I'll give you this problem as an example: there two types of person $\theta_L, \theta_H$ with $\theta_H>\theta_L$. To make the problem interesting, we suppose $\psi > \beta$.

\begin{gather*} max_{c_H,c_L,q_H,q_L}\ \psi(c_L - v(\frac{q_L}{\theta_L})) + (1-\psi)(c_H - v(\frac{q_H}{\theta_H})) \end{gather*} \begin{gather*} \beta(q_L-c_L)+(1-\beta)(q_H-c_H) \geq 0\ (BC) \end{gather*} \begin{gather*} c_L - v(\frac{q_L}{\theta_L})\geq 0 \ (IR_L) \end{gather*} \begin{gather*} c_H - v(\frac{q_H}{\theta_H}) \geq 0 \ (IR_H) \end{gather*}

In perfect information at the optimum, I know from the solutions that both $IR_H$ and $BC$ are binding, whereas $IR_L$ is slack.

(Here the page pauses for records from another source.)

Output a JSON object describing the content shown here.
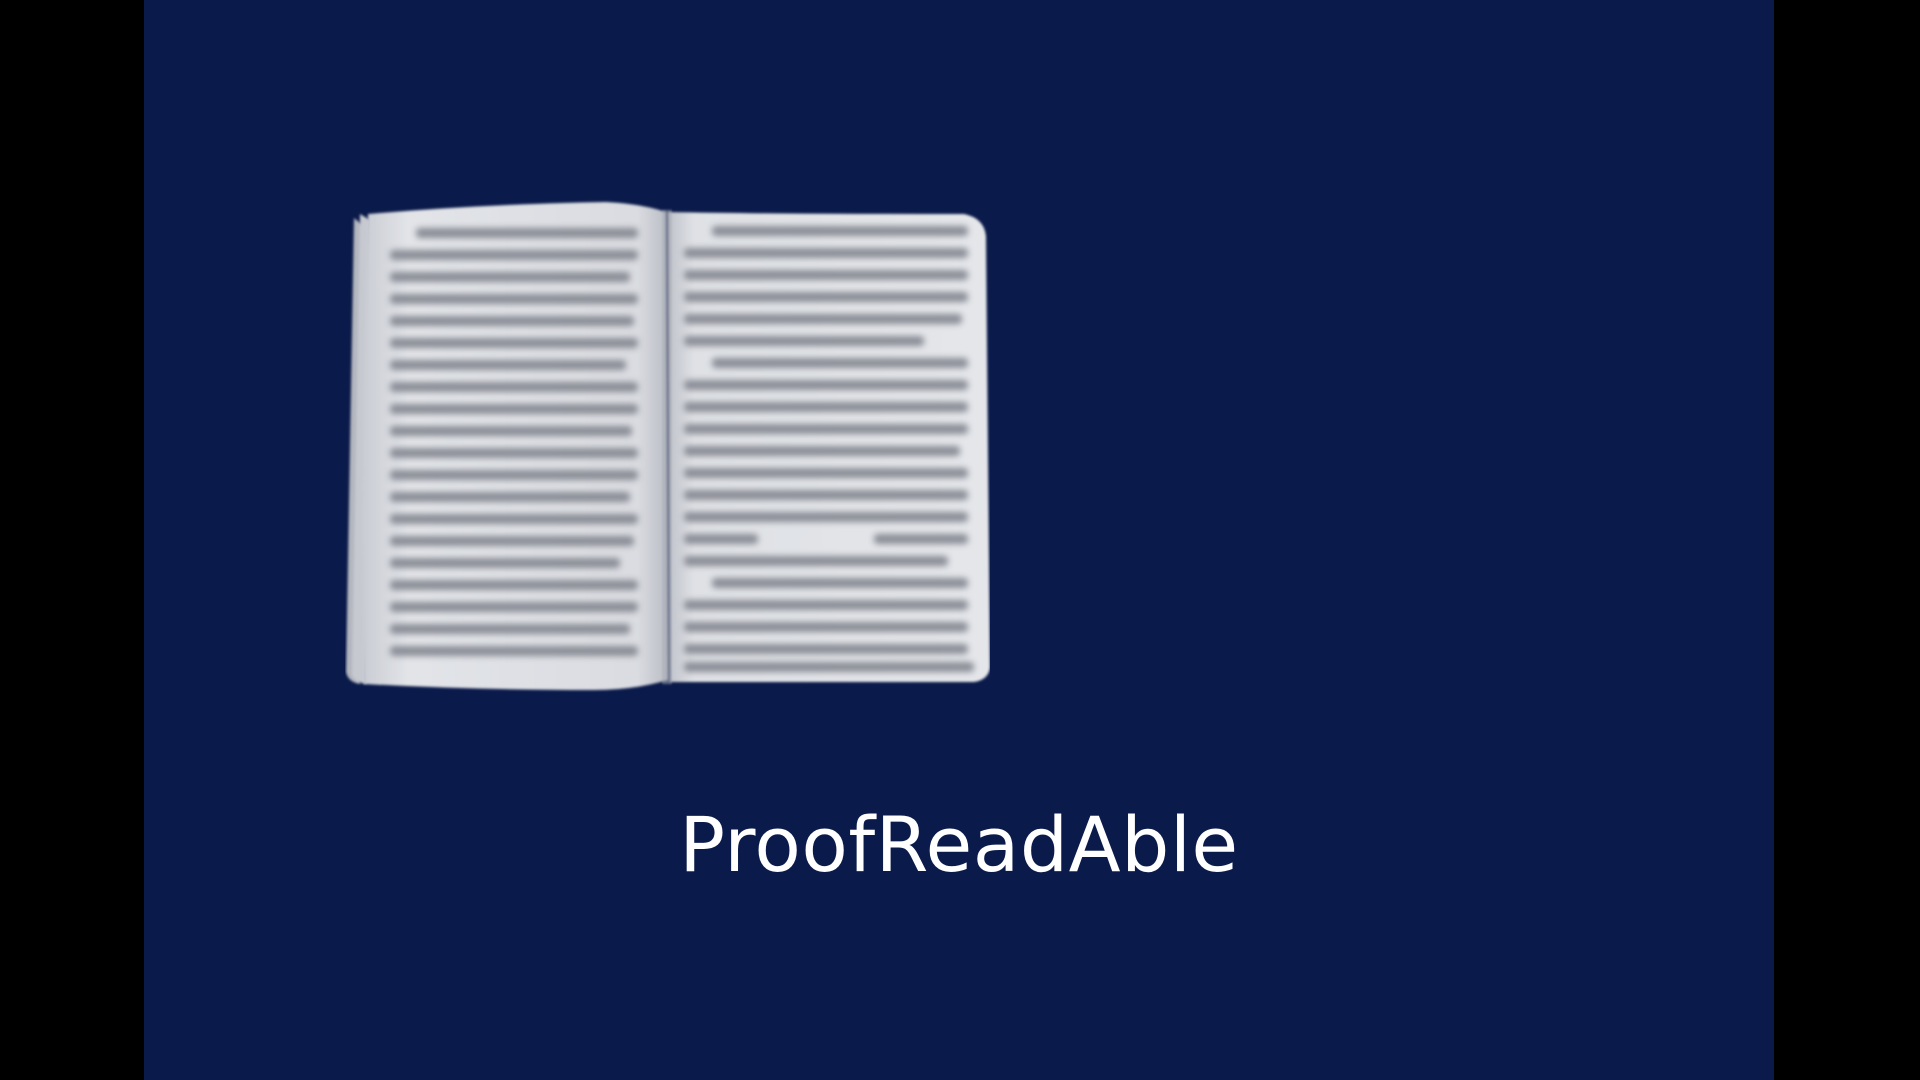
{
  "brand": {
    "name": "ProofReadAble"
  },
  "colors": {
    "background": "#0a1a4a",
    "letterbox": "#000000",
    "page": "#dcdee3",
    "text": "#ffffff"
  },
  "illustration": {
    "icon": "open-book-icon"
  }
}
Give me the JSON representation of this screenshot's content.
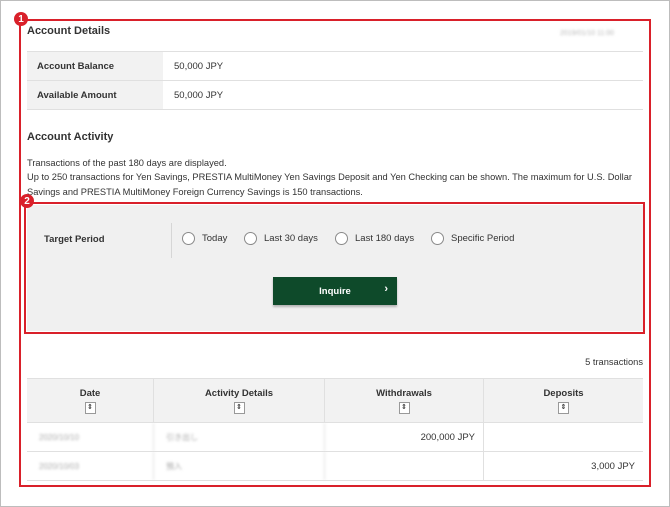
{
  "account_details": {
    "heading": "Account Details",
    "timestamp": "2019/01/10 11:00",
    "rows": [
      {
        "label": "Account Balance",
        "value": "50,000 JPY"
      },
      {
        "label": "Available Amount",
        "value": "50,000 JPY"
      }
    ]
  },
  "account_activity": {
    "heading": "Account Activity",
    "info_lines": [
      "Transactions of the past 180 days are displayed.",
      "Up to 250 transactions for Yen Savings, PRESTIA MultiMoney Yen Savings Deposit and Yen Checking can be shown. The maximum for U.S. Dollar Savings and PRESTIA MultiMoney Foreign Currency Savings is 150 transactions."
    ]
  },
  "filter": {
    "target_period_label": "Target Period",
    "options": [
      "Today",
      "Last 30 days",
      "Last 180 days",
      "Specific Period"
    ],
    "inquire_label": "Inquire",
    "inquire_arrow": "›"
  },
  "transactions": {
    "count_text": "5 transactions",
    "columns": [
      "Date",
      "Activity Details",
      "Withdrawals",
      "Deposits"
    ],
    "sort_glyph": "⇕",
    "rows": [
      {
        "date": "2020/10/10",
        "details": "引き出し",
        "withdrawal": "200,000 JPY",
        "deposit": ""
      },
      {
        "date": "2020/10/03",
        "details": "預入",
        "withdrawal": "",
        "deposit": "3,000 JPY"
      }
    ]
  },
  "callouts": [
    "1",
    "2"
  ],
  "colors": {
    "accent_red": "#d9202a",
    "button_green": "#0e4a2a",
    "panel_gray": "#f0f0f0"
  }
}
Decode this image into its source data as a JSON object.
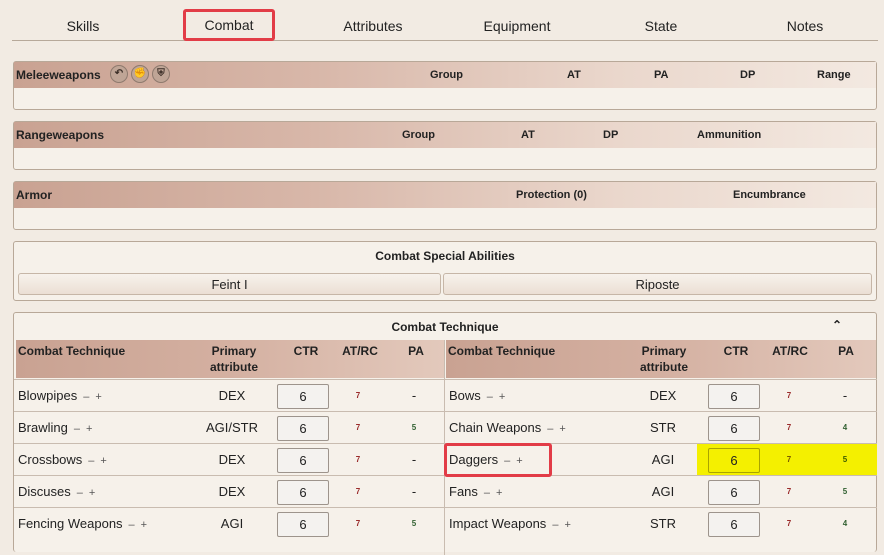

  • $\begingroup$ I think one option is to transform the inequality constraint s.t. it holds with equality and then to proceed using methods of equality constrained optimization. $\endgroup$ – 123 May 10 '16 at 17:17
  • 1
    $\begingroup$ Yes. That's the whole point. Some constraints are binding, others are not. A priori you don;t know which is which. Once you know which is which, you can 'solve the model', as you say by forgetting the non-binding ones and us gin the binding ones as equalities, because,hm, they are binding. $\endgroup$ – Fix.B. May 11 '16 at 17:55
  • $\begingroup$ OK , so if I were able to prove a constraint to be slack, I can remove it from the Lagrangian since its multiplier would be equal to 0 ? $\endgroup$ – PhDing May 12 '16 at 13:18

Your Answer

By clicking “Post Your Answer”, you agree to our terms of service, privacy policy and cookie policy

Browse other questions tagged or ask your own question.